I have revised many exceptional essays, filled with honest self-reflection and true idealism, that were written in response to this prompt. I have read even more forgettable essays about a medical mission, violin performance, football injury and mountain climbing journey that fail to set the student apart. When writing this essay, here are some questions that you should be asking yourself:
“Is this the way I would describe it to a friend?”
While we are often proudest of our most shining accomplishments, resist the urge to brag. Your audience is an unfamiliar admissions reader but the tone should reflect the way you would talk to a friend. Try to be the best and most authentic version of yourself.
“What matters to me?”

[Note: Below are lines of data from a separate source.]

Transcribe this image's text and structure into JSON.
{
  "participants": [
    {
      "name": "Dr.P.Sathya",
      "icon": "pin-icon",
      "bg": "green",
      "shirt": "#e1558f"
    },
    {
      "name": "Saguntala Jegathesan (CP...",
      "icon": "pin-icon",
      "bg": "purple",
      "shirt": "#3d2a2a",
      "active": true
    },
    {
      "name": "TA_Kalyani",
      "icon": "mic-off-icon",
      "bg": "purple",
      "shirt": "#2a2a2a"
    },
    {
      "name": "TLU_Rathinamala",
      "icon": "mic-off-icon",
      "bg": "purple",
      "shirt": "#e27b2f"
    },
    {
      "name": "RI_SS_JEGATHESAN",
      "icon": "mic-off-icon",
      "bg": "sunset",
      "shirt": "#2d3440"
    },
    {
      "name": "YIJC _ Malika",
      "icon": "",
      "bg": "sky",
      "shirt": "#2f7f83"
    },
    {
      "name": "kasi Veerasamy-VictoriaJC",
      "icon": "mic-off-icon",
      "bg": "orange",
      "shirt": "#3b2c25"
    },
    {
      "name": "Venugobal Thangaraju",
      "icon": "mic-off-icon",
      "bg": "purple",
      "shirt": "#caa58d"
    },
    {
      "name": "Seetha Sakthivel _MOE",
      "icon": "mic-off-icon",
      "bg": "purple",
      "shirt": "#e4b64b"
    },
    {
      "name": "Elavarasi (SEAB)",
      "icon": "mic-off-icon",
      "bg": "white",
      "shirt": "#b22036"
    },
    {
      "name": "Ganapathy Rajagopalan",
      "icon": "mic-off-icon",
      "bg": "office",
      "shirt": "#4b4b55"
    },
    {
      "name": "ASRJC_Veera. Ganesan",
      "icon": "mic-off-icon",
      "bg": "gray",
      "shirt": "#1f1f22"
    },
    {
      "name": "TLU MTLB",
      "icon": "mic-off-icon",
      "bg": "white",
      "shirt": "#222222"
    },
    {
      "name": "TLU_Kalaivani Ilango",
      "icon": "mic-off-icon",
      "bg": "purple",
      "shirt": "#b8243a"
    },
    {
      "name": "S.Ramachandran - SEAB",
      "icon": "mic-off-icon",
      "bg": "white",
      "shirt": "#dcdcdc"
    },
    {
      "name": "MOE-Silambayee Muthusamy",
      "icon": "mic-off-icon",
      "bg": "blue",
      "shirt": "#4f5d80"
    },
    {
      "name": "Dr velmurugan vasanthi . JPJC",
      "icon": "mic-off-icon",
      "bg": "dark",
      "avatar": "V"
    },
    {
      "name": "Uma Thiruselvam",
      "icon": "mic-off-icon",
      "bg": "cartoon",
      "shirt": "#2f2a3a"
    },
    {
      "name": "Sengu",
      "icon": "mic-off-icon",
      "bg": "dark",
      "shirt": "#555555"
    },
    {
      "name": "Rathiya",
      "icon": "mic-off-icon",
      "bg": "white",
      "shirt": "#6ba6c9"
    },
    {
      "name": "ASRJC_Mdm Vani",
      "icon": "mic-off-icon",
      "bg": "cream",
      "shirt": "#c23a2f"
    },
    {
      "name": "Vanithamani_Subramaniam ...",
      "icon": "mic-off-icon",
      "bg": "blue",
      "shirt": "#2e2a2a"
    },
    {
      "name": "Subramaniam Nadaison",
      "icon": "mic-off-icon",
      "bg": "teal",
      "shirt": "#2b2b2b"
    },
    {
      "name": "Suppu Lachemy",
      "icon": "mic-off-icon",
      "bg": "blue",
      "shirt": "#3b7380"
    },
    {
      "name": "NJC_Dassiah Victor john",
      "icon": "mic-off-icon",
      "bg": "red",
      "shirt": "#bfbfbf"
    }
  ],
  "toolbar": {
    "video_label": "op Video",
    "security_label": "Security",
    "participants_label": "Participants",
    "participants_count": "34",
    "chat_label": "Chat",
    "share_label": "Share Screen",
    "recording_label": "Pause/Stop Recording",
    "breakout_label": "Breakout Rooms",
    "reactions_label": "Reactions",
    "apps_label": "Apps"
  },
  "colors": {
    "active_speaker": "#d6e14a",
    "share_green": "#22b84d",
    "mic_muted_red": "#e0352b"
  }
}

Even the most thrilling description of your climb up Mount Everest will be meaningless if you cannot articulate why it mattered to you. Try to think of three adjectives that you would use to describe yourself. What are your core values and how does your story relate to them? A mountain climb can reflect patience, audacity, cooperation, determination, tenacity, fearlessness, camaraderie, ambition, and many other virtues. Mention one or two of them in your essay.
“How does this story relate to college and my future?”
The admissions reader wants to get to know you, so take the opportunity to connect this formative story to your dreams for college and the future. Did climbing the mountain make you realize that your dream of becoming a doctor was obtainable? Did it make you decide to become a professional athlete, teacher, conservationist or global leader? Did it make you excited to travel and explore new cultures? I want to know why the story matters not only for your life so far but also for your life to come.